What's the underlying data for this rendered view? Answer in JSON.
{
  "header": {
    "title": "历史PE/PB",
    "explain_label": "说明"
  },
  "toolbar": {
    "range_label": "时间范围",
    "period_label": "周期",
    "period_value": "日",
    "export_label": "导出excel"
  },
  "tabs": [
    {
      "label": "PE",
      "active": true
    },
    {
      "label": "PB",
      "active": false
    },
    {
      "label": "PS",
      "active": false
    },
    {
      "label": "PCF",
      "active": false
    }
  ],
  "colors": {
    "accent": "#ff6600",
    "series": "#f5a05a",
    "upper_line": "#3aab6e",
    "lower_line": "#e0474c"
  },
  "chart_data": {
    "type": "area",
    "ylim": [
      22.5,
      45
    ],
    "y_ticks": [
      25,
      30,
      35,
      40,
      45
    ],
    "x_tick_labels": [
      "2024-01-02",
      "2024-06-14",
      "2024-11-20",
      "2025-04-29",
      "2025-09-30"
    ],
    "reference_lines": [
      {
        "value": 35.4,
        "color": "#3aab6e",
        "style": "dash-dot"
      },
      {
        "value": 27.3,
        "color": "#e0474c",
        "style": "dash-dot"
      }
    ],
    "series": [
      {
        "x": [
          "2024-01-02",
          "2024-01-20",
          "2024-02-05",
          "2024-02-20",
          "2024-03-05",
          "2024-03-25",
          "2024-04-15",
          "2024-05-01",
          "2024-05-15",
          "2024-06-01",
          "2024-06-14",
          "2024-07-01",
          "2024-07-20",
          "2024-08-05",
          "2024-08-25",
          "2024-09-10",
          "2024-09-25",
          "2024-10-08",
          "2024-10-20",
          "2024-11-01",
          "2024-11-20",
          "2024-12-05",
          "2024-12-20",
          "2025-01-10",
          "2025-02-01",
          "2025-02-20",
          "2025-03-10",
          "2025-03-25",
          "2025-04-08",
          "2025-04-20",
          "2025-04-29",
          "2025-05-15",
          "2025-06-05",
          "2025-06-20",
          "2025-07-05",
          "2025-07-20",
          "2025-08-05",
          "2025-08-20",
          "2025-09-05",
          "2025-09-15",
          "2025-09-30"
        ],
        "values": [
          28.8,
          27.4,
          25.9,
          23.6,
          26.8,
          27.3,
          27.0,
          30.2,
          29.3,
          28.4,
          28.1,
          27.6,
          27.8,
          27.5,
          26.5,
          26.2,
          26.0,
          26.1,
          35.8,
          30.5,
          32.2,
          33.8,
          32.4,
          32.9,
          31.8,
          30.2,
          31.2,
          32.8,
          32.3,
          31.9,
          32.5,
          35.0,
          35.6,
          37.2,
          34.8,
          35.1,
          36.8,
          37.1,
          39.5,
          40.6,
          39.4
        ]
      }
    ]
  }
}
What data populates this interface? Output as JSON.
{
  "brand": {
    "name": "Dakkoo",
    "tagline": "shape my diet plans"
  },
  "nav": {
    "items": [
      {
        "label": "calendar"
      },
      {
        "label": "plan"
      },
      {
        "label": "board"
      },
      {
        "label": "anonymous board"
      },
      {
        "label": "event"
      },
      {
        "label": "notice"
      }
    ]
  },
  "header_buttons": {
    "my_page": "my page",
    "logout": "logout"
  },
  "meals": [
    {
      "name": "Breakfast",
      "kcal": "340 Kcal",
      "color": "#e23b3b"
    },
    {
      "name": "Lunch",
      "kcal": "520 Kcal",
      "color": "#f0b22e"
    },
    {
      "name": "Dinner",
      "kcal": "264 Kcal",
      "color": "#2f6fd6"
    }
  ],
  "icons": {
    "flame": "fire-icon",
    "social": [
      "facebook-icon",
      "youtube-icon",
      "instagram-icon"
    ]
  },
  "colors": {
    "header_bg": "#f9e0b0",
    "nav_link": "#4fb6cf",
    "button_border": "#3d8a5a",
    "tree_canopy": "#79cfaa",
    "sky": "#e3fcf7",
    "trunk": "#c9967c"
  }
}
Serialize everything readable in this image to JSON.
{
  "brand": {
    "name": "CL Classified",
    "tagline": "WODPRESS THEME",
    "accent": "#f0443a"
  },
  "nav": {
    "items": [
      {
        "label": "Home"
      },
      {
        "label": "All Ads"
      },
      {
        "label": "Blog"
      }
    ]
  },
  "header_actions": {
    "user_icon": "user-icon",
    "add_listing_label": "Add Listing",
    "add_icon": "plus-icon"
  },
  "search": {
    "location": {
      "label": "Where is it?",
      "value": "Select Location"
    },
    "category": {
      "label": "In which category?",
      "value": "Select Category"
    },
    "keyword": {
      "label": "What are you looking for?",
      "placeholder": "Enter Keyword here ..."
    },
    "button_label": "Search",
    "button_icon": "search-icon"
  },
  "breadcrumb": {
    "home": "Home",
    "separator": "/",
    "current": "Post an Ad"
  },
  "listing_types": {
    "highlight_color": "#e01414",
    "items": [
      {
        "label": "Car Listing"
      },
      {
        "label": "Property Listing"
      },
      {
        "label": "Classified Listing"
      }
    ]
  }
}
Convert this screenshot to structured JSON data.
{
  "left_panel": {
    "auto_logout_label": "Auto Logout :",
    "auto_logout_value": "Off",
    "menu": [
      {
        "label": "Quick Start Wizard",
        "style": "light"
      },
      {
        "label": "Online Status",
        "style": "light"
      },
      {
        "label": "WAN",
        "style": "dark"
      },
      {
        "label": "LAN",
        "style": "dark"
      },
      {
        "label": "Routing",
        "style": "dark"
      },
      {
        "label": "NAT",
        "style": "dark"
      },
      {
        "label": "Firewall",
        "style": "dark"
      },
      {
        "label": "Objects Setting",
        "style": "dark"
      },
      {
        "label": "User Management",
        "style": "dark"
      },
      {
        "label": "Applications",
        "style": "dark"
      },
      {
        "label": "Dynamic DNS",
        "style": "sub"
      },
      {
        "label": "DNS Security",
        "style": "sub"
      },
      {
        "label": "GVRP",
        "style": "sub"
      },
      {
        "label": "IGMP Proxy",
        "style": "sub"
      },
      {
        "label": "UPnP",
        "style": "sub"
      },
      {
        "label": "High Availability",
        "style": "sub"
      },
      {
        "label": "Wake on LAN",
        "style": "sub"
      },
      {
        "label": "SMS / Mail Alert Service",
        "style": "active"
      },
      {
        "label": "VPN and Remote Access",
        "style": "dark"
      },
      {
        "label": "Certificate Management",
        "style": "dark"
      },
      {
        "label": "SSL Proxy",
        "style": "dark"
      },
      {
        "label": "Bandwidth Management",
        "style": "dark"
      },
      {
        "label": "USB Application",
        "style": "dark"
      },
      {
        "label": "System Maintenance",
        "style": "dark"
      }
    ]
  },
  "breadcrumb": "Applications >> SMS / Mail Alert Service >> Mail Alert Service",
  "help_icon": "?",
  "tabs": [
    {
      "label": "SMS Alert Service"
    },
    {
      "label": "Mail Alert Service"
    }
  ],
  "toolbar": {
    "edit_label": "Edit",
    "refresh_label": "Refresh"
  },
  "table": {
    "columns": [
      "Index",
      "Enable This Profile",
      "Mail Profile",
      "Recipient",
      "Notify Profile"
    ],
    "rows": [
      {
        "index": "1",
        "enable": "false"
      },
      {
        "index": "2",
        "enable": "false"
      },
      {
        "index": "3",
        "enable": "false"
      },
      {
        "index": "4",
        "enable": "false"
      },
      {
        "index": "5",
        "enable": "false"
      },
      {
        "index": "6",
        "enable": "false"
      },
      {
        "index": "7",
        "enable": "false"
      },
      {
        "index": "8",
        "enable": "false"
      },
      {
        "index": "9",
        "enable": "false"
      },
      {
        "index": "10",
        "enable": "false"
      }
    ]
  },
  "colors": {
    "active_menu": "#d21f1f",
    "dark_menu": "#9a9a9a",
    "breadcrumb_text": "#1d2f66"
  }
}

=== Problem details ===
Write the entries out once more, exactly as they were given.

=== Written solution ===
What's the underlying data for this rendered view? Answer in JSON.
{
  "header": {
    "title": "历史PE/PB",
    "explain_label": "说明"
  },
  "toolbar": {
    "range_label": "时间范围",
    "period_label": "周期",
    "period_value": "日",
    "export_label": "导出excel"
  },
  "tabs": [
    {
      "label": "PE",
      "active": true
    },
    {
      "label": "PB",
      "active": false
    },
    {
      "label": "PS",
      "active": false
    },
    {
      "label": "PCF",
      "active": false
    }
  ],
  "colors": {
    "accent": "#ff6600",
    "series": "#f5a05a",
    "upper_line": "#3aab6e",
    "lower_line": "#e0474c"
  },
  "chart_data": {
    "type": "area",
    "ylim": [
      22.5,
      45
    ],
    "y_ticks": [
      25,
      30,
      35,
      40,
      45
    ],
    "x_tick_labels": [
      "2024-01-02",
      "2024-06-14",
      "2024-11-20",
      "2025-04-29",
      "2025-09-30"
    ],
    "reference_lines": [
      {
        "value": 35.4,
        "color": "#3aab6e",
        "style": "dash-dot"
      },
      {
        "value": 27.3,
        "color": "#e0474c",
        "style": "dash-dot"
      }
    ],
    "series": [
      {
        "x": [
          "2024-01-02",
          "2024-01-20",
          "2024-02-05",
          "2024-02-20",
          "2024-03-05",
          "2024-03-25",
          "2024-04-15",
          "2024-05-01",
          "2024-05-15",
          "2024-06-01",
          "2024-06-14",
          "2024-07-01",
          "2024-07-20",
          "2024-08-05",
          "2024-08-25",
          "2024-09-10",
          "2024-09-25",
          "2024-10-08",
          "2024-10-20",
          "2024-11-01",
          "2024-11-20",
          "2024-12-05",
          "2024-12-20",
          "2025-01-10",
          "2025-02-01",
          "2025-02-20",
          "2025-03-10",
          "2025-03-25",
          "2025-04-08",
          "2025-04-20",
          "2025-04-29",
          "2025-05-15",
          "2025-06-05",
          "2025-06-20",
          "2025-07-05",
          "2025-07-20",
          "2025-08-05",
          "2025-08-20",
          "2025-09-05",
          "2025-09-15",
          "2025-09-30"
        ],
        "values": [
          28.8,
          27.4,
          25.9,
          23.6,
          26.8,
          27.3,
          27.0,
          30.2,
          29.3,
          28.4,
          28.1,
          27.6,
          27.8,
          27.5,
          26.5,
          26.2,
          26.0,
          26.1,
          35.8,
          30.5,
          32.2,
          33.8,
          32.4,
          32.9,
          31.8,
          30.2,
          31.2,
          32.8,
          32.3,
          31.9,
          32.5,
          35.0,
          35.6,
          37.2,
          34.8,
          35.1,
          36.8,
          37.1,
          39.5,
          40.6,
          39.4
        ]
      }
    ]
  }
}
What data populates this interface? Output as JSON.
{
  "brand": {
    "name": "Dakkoo",
    "tagline": "shape my diet plans"
  },
  "nav": {
    "items": [
      {
        "label": "calendar"
      },
      {
        "label": "plan"
      },
      {
        "label": "board"
      },
      {
        "label": "anonymous board"
      },
      {
        "label": "event"
      },
      {
        "label": "notice"
      }
    ]
  },
  "header_buttons": {
    "my_page": "my page",
    "logout": "logout"
  },
  "meals": [
    {
      "name": "Breakfast",
      "kcal": "340 Kcal",
      "color": "#e23b3b"
    },
    {
      "name": "Lunch",
      "kcal": "520 Kcal",
      "color": "#f0b22e"
    },
    {
      "name": "Dinner",
      "kcal": "264 Kcal",
      "color": "#2f6fd6"
    }
  ],
  "icons": {
    "flame": "fire-icon",
    "social": [
      "facebook-icon",
      "youtube-icon",
      "instagram-icon"
    ]
  },
  "colors": {
    "header_bg": "#f9e0b0",
    "nav_link": "#4fb6cf",
    "button_border": "#3d8a5a",
    "tree_canopy": "#79cfaa",
    "sky": "#e3fcf7",
    "trunk": "#c9967c"
  }
}
Serialize everything readable in this image to JSON.
{
  "brand": {
    "name": "CL Classified",
    "tagline": "WODPRESS THEME",
    "accent": "#f0443a"
  },
  "nav": {
    "items": [
      {
        "label": "Home"
      },
      {
        "label": "All Ads"
      },
      {
        "label": "Blog"
      }
    ]
  },
  "header_actions": {
    "user_icon": "user-icon",
    "add_listing_label": "Add Listing",
    "add_icon": "plus-icon"
  },
  "search": {
    "location": {
      "label": "Where is it?",
      "value": "Select Location"
    },
    "category": {
      "label": "In which category?",
      "value": "Select Category"
    },
    "keyword": {
      "label": "What are you looking for?",
      "placeholder": "Enter Keyword here ..."
    },
    "button_label": "Search",
    "button_icon": "search-icon"
  },
  "breadcrumb": {
    "home": "Home",
    "separator": "/",
    "current": "Post an Ad"
  },
  "listing_types": {
    "highlight_color": "#e01414",
    "items": [
      {
        "label": "Car Listing"
      },
      {
        "label": "Property Listing"
      },
      {
        "label": "Classified Listing"
      }
    ]
  }
}
Convert this screenshot to structured JSON data.
{
  "left_panel": {
    "auto_logout_label": "Auto Logout :",
    "auto_logout_value": "Off",
    "menu": [
      {
        "label": "Quick Start Wizard",
        "style": "light"
      },
      {
        "label": "Online Status",
        "style": "light"
      },
      {
        "label": "WAN",
        "style": "dark"
      },
      {
        "label": "LAN",
        "style": "dark"
      },
      {
        "label": "Routing",
        "style": "dark"
      },
      {
        "label": "NAT",
        "style": "dark"
      },
      {
        "label": "Firewall",
        "style": "dark"
      },
      {
        "label": "Objects Setting",
        "style": "dark"
      },
      {
        "label": "User Management",
        "style": "dark"
      },
      {
        "label": "Applications",
        "style": "dark"
      },
      {
        "label": "Dynamic DNS",
        "style": "sub"
      },
      {
        "label": "DNS Security",
        "style": "sub"
      },
      {
        "label": "GVRP",
        "style": "sub"
      },
      {
        "label": "IGMP Proxy",
        "style": "sub"
      },
      {
        "label": "UPnP",
        "style": "sub"
      },
      {
        "label": "High Availability",
        "style": "sub"
      },
      {
        "label": "Wake on LAN",
        "style": "sub"
      },
      {
        "label": "SMS / Mail Alert Service",
        "style": "active"
      },
      {
        "label": "VPN and Remote Access",
        "style": "dark"
      },
      {
        "label": "Certificate Management",
        "style": "dark"
      },
      {
        "label": "SSL Proxy",
        "style": "dark"
      },
      {
        "label": "Bandwidth Management",
        "style": "dark"
      },
      {
        "label": "USB Application",
        "style": "dark"
      },
      {
        "label": "System Maintenance",
        "style": "dark"
      }
    ]
  },
  "breadcrumb": "Applications >> SMS / Mail Alert Service >> Mail Alert Service",
  "help_icon": "?",
  "tabs": [
    {
      "label": "SMS Alert Service"
    },
    {
      "label": "Mail Alert Service"
    }
  ],
  "toolbar": {
    "edit_label": "Edit",
    "refresh_label": "Refresh"
  },
  "table": {
    "columns": [
      "Index",
      "Enable This Profile",
      "Mail Profile",
      "Recipient",
      "Notify Profile"
    ],
    "rows": [
      {
        "index": "1",
        "enable": "false"
      },
      {
        "index": "2",
        "enable": "false"
      },
      {
        "index": "3",
        "enable": "false"
      },
      {
        "index": "4",
        "enable": "false"
      },
      {
        "index": "5",
        "enable": "false"
      },
      {
        "index": "6",
        "enable": "false"
      },
      {
        "index": "7",
        "enable": "false"
      },
      {
        "index": "8",
        "enable": "false"
      },
      {
        "index": "9",
        "enable": "false"
      },
      {
        "index": "10",
        "enable": "false"
      }
    ]
  },
  "colors": {
    "active_menu": "#d21f1f",
    "dark_menu": "#9a9a9a",
    "breadcrumb_text": "#1d2f66"
  }
}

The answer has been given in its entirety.